Japan tightens rules on investment from abroad

Cabinet to raise threshold for foreign shareholders for ‘national security’ reasons

Japanese Finance Minister Taro Aso.

Japanese Finance Minister Taro Aso. (AP photo)

TAIPEI (Taiwan News) — Japan's Cabinet approved draft legislation on Friday (Oct. 18) to impose tougher controls on foreign investments, aiming to prevent the leak of advanced technology and confidential information from sensitive industries.

Japanese officials plan on tightening the reporting requirements for foreign investment in industries related to national security, according to Reuters. The new rules will require overseas investors to announce their intention to buy more than 1 percent of company shares in certain sectors, such as semiconductors and nuclear power, as opposed to the current 10 percent threshold.

The proposal has prompted criticism from foreign investors and Japanese asset managers alike, who worry that Japan will lose its standing in the global financial markets. While lawmakers did not target a specific country, some speculate the new regulations will be used to monitor Chinese investments, reported Liberty Times.

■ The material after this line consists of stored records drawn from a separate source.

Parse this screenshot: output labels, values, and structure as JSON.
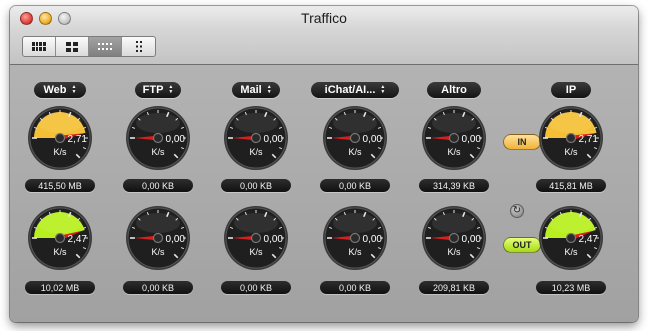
{
  "window": {
    "title": "Traffico",
    "view_modes": [
      {
        "icon": "grid-icon",
        "active": false
      },
      {
        "icon": "two-column-icon",
        "active": false
      },
      {
        "icon": "compact-grid-icon",
        "active": true
      },
      {
        "icon": "vertical-list-icon",
        "active": false
      }
    ]
  },
  "colors": {
    "gauge_in_fill": "#f5c036",
    "gauge_out_fill": "#b8f01f",
    "needle": "#d81f1f"
  },
  "gauges": {
    "in": [
      {
        "name": "Web",
        "has_menu": true,
        "speed": "2,71",
        "unit": "K/s",
        "total": "415,50 MB",
        "level": 0.75
      },
      {
        "name": "FTP",
        "has_menu": true,
        "speed": "0,00",
        "unit": "K/s",
        "total": "0,00 KB",
        "level": 0
      },
      {
        "name": "Mail",
        "has_menu": true,
        "speed": "0,00",
        "unit": "K/s",
        "total": "0,00 KB",
        "level": 0
      },
      {
        "name": "iChat/AI...",
        "has_menu": true,
        "speed": "0,00",
        "unit": "K/s",
        "total": "0,00 KB",
        "level": 0
      },
      {
        "name": "Altro",
        "has_menu": false,
        "speed": "0,00",
        "unit": "K/s",
        "total": "314,39 KB",
        "level": 0
      },
      {
        "name": "IP",
        "has_menu": false,
        "speed": "2,71",
        "unit": "K/s",
        "total": "415,81 MB",
        "level": 0.75
      }
    ],
    "out": [
      {
        "speed": "2,47",
        "unit": "K/s",
        "total": "10,02 MB",
        "level": 0.72
      },
      {
        "speed": "0,00",
        "unit": "K/s",
        "total": "0,00 KB",
        "level": 0
      },
      {
        "speed": "0,00",
        "unit": "K/s",
        "total": "0,00 KB",
        "level": 0
      },
      {
        "speed": "0,00",
        "unit": "K/s",
        "total": "0,00 KB",
        "level": 0
      },
      {
        "speed": "0,00",
        "unit": "K/s",
        "total": "209,81 KB",
        "level": 0
      },
      {
        "speed": "2,47",
        "unit": "K/s",
        "total": "10,23 MB",
        "level": 0.72
      }
    ]
  },
  "buttons": {
    "in_label": "IN",
    "out_label": "OUT",
    "reload_icon": "refresh-icon"
  }
}
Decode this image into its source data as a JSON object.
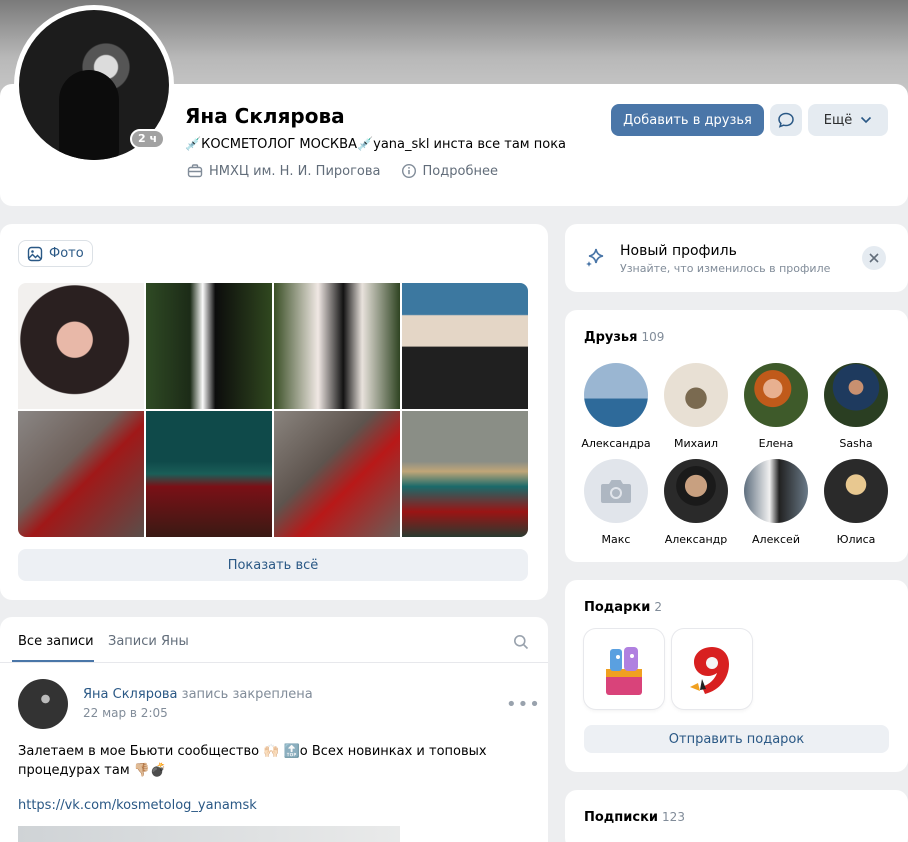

Japan's Finance Minister, Taro Aso (麻生太郎), said the government is trying to secure the passage of the revised bill, which could come into force as soon as April 2020. He added that the government will shed light on the details of the bill once it is passed.